May, the final month of the school year. Sure, there may be a couple of days in June. But now the end of the year feels real!
It’s the last opportunity to do all of that paperwork. Make sure you have all of those observations finished. Schedule the final parent-teacher conferences. Get the kiddo’s portfolios together.
Most of all, it’s time to start thinking seriously about the end of the year celebration. My schools tended to call it EOY (we educators like our abbreviations). After many years of May celebrations, there were some resources that I keep going back for my final celebration of the year.
Streamers are a must. For a little money, they add a lot to the feeling that this is a special occasion. Yes, it will take work, lots of tape, and maybe a sturdy chair to step up on. However, the effort is well worth the reward.
Balloons also signify special occasions. Think about all of the times when you had a balloon. It wasn’t just because it was Tuesday. It’s always special when there are balloons. Of course, observe special safety requirements when necessary. If you’re truly concerned, you can hang balloons in the classroom that is out of the reach of little hands.
Caps and Gowns
My classroom had caps and gowns every year. Usually, gold. Not because gold was our school color, but our staff felt the color most represented celebration in our school. There are a couple of places where you can get caps and gowns. Here is a cap and gown set on Amazon.
Now, before you go out and buy these, make sure you take the measurements of the children. Yes, the caps and gowns come in sizes. The last thing you want to do is get an X-large for your petite kiddos. You can make the measurement process part of your end of year celebration routine.
Document the moment with a certificate. Just know that the certificate is more for the parents than for the kiddos. Yes, the kiddos will be excited to keep that piece of paper, but you know that the certificate will quickly transfer to the parent’s hands (you’ve seen your kiddos handle paper before). The parents are the ones who will keep and cherish this document, reminding them of this precious moment in their child’s life.
This is going to be controversial, but allow the kids to have some of their favorite foods – even if they are not healthy, but still adhere to allergy restrictions.
I know, I know. We promote healthy eating and practices. However, here’s my thinking. We are preparing them to be life-long learners and independent adults. And, in real life, when we celebrate major life events – weddings, graduations, birthdays, anniversaries, holidays, etc. – we all tend to throw our diets out the window. Not just because we don’t care, but because of family and cultural traditions – the memories we all have around a meal.
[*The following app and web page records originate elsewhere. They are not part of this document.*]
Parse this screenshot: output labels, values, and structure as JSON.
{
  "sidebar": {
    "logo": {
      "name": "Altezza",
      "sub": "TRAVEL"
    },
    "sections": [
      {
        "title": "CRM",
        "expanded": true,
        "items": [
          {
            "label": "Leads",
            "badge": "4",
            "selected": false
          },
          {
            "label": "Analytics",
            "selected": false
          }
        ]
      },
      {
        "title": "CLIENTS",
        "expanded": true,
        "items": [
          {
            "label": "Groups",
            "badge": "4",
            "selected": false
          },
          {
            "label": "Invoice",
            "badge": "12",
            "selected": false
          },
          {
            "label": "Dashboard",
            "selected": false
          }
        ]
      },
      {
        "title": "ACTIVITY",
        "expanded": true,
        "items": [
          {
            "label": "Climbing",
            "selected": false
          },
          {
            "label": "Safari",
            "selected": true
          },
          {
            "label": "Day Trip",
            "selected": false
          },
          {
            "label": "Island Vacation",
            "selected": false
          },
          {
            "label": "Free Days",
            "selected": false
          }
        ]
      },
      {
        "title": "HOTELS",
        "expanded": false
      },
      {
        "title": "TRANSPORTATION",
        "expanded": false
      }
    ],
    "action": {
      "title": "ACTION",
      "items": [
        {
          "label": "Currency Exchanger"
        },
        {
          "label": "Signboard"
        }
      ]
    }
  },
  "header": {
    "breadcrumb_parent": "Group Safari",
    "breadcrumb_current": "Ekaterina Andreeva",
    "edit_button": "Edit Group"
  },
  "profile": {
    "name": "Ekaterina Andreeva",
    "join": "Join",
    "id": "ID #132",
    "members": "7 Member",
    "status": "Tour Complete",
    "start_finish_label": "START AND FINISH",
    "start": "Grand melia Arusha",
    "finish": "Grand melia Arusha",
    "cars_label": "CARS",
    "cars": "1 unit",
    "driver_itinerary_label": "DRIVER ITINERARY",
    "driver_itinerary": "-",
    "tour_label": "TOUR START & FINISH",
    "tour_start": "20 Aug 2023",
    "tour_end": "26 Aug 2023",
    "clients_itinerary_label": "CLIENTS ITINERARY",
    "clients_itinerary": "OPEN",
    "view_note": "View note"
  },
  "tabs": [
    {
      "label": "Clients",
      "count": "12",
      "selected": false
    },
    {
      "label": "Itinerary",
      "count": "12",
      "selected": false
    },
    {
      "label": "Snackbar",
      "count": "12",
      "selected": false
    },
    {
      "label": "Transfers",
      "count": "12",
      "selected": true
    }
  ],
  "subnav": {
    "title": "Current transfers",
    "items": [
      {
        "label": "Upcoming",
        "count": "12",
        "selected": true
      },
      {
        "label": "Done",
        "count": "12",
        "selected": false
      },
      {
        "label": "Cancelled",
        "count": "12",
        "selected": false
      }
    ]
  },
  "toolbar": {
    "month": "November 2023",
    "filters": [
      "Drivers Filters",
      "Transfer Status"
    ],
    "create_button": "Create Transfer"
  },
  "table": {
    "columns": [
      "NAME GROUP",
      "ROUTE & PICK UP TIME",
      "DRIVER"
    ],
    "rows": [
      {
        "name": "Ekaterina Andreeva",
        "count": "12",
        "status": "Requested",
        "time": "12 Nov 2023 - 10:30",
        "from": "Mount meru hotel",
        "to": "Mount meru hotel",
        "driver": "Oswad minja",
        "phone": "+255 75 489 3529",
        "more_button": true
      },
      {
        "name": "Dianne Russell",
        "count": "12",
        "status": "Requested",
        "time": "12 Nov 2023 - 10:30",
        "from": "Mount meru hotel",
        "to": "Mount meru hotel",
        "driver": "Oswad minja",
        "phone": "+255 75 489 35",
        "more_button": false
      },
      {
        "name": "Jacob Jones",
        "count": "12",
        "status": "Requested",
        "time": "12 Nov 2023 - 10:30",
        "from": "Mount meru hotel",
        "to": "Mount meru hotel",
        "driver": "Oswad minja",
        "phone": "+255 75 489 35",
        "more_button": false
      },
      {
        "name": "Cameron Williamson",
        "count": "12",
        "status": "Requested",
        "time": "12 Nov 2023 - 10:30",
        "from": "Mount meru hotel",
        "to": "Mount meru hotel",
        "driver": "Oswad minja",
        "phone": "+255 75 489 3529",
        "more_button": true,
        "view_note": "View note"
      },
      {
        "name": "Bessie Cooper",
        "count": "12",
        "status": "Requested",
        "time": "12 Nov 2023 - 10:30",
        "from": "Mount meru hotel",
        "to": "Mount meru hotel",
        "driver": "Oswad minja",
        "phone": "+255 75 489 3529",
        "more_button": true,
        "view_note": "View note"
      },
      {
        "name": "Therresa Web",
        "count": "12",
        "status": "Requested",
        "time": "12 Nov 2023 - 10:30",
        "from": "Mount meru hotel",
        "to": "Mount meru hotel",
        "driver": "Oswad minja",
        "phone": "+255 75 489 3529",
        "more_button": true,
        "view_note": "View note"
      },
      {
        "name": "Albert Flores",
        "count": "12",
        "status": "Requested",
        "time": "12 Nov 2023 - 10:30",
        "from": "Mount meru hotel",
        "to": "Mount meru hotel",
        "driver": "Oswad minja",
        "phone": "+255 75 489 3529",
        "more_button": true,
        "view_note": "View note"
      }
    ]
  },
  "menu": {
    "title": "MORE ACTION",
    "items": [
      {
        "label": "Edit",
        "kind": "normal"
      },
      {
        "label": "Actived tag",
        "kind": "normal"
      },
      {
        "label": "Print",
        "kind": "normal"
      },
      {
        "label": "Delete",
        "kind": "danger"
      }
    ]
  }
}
Healthy eating is meant to leave a lasting impact on the children’s overall eating patterns, but not restrict them from celebrations and special occasions. That’s just my point of view.
The end is near! Summer is coming! You’re almost there!